Nov. 1, 2012 – The Consumer Financial Protection Bureau should make financial education a top priority, helping students – and the public at large – understand key financial principles and the dangers of payday lenders, NAFCU Regulatory Affairs Counsel Tessema Tefferi wrote Wednesday.
Tefferi, in an Oct. 31 letter to the agency, was responding to a request for information on effective financial education from the CFPB’s Office of Financial Education.
While credit unions have long been on “the cutting edge of financial education,” Tefferi noted, efforts to educate consumers should continue. To that end, the CFPB should “engage in activities and institute programs” that foster an understanding of core financial concepts, he said. Financial education resources tailored to children should be available on the agency’s website in both English and Spanish, he said.
The CFPB should also use its authority to curb the practices of payday lenders and other predatory lenders and educate consumers about them. This type of action, Tefferi said, “will undoubtedly help consumers understand the dangers of payday lenders and other predatory lenders.”
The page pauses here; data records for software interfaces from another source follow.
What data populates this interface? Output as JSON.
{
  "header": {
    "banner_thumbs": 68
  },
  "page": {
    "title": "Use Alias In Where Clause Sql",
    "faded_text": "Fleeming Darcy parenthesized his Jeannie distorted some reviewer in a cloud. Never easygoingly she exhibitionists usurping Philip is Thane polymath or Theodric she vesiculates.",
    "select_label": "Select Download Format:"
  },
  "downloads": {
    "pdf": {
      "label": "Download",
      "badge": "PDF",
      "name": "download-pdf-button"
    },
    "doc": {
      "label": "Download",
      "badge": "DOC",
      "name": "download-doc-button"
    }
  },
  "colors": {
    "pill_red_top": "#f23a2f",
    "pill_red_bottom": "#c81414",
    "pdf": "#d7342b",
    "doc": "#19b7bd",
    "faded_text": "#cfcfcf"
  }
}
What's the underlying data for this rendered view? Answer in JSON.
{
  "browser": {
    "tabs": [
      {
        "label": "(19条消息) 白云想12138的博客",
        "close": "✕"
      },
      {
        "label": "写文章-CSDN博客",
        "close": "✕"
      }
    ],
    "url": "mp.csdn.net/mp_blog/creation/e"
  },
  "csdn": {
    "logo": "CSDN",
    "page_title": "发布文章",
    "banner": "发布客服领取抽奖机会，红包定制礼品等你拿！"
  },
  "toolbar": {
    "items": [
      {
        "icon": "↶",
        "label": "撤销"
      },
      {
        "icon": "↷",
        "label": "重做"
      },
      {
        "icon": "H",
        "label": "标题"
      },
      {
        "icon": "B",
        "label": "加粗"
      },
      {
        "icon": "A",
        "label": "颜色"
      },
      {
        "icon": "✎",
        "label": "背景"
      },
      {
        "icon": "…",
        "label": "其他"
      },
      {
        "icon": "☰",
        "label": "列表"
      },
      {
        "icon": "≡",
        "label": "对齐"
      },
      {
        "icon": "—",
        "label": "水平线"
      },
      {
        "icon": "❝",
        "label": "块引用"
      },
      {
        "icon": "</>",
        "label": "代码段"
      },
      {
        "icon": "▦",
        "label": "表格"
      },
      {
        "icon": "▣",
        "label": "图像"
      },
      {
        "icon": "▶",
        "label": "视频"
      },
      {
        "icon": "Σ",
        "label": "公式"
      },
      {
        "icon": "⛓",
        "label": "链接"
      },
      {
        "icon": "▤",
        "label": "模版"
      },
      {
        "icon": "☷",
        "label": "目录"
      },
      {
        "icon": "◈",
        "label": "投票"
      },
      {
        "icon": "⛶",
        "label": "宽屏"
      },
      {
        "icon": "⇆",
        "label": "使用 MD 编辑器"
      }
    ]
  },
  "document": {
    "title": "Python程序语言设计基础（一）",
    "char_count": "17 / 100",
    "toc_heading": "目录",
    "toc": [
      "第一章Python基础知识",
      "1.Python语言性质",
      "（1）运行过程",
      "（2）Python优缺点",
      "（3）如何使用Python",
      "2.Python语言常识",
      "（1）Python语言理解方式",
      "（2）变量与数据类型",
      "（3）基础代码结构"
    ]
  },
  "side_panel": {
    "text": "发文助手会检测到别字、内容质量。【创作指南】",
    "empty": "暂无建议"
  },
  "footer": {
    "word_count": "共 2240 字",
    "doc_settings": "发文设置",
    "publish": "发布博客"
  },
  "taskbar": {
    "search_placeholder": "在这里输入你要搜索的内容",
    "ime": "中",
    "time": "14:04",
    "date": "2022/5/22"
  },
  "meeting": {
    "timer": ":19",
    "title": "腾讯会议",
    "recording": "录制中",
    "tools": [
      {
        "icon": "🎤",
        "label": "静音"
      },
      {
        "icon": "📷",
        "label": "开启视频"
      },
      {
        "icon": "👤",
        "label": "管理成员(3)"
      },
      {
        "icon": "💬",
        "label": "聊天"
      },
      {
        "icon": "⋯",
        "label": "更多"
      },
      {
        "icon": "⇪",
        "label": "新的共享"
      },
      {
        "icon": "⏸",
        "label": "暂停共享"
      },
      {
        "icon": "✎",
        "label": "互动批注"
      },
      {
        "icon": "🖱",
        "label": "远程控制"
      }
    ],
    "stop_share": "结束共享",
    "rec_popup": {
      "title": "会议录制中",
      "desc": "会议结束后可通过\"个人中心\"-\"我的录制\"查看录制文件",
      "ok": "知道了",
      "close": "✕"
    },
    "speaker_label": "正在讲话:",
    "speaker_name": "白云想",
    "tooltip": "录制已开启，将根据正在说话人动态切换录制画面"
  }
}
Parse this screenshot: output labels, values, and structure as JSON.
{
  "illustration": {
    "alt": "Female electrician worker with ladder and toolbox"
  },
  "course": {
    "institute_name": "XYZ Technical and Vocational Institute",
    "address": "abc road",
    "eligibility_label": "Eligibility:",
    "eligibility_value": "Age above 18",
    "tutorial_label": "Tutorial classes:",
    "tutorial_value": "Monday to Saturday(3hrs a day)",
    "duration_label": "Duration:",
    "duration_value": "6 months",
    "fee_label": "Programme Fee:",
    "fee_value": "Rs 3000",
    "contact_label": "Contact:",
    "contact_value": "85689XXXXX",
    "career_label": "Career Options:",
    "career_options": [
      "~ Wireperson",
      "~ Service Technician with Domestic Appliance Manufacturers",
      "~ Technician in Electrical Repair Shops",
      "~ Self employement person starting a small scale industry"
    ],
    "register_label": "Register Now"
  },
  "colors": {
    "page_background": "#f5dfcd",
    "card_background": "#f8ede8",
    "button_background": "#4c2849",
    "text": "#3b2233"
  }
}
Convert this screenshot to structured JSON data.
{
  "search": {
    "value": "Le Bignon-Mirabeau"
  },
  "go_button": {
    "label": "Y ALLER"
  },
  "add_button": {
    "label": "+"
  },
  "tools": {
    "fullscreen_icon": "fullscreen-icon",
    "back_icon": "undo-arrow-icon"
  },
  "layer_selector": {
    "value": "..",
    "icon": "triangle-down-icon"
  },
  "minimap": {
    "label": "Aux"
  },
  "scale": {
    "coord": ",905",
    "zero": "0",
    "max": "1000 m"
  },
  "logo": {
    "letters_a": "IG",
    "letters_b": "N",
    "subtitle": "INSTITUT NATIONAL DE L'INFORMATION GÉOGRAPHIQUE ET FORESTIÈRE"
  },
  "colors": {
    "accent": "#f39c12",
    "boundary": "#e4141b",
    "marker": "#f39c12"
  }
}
Tefferi added that many credit unions provide financial education seminars at local libraries, schools and businesses that help consumers and members understand different savings or lending options, with some even purchasing educational materials for young students.